» **Listed records**

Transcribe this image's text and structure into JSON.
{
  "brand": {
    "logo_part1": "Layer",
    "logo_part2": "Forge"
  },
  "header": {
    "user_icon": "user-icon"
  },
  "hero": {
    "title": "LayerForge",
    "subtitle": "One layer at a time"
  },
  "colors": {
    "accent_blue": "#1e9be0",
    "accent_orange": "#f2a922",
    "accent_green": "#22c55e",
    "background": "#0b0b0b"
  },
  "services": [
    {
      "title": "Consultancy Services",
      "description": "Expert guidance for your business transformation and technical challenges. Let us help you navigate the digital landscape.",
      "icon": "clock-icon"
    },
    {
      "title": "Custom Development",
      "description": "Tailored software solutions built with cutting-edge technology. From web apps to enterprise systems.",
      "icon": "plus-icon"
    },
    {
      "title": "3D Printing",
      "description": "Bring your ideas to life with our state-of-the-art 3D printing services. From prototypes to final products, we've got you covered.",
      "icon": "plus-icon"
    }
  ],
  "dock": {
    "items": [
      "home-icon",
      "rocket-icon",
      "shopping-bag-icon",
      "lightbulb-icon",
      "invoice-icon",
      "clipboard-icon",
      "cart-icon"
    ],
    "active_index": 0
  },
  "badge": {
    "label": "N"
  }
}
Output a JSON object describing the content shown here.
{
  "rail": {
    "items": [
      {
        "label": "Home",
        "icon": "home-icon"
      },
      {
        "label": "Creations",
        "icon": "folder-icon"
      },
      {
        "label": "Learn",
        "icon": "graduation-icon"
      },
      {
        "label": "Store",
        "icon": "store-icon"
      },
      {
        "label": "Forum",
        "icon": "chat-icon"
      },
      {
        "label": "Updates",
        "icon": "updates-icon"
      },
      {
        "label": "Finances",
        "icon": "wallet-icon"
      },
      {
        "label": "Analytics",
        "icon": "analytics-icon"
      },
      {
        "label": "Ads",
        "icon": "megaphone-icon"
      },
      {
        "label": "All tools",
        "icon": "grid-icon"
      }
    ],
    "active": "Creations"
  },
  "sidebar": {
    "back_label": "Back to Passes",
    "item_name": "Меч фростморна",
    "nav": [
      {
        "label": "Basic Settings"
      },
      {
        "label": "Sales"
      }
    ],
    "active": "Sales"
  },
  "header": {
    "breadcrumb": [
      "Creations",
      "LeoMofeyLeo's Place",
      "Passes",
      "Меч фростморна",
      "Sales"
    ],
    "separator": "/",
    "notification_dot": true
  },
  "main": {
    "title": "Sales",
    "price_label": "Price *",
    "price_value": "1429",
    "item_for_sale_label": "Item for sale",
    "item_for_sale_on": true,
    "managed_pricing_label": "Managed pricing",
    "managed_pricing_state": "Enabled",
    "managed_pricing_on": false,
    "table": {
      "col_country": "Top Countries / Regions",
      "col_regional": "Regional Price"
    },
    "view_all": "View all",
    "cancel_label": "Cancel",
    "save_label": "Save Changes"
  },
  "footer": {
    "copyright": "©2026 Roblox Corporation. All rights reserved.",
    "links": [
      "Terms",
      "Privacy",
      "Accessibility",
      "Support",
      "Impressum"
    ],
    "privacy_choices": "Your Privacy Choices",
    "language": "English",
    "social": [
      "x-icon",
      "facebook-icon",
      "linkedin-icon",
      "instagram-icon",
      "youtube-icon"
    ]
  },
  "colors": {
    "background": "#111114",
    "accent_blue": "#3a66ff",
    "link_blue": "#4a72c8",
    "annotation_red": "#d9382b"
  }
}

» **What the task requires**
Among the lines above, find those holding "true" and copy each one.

» **Answer box**
    "notification_dot": true
    "item_for_sale_on": true,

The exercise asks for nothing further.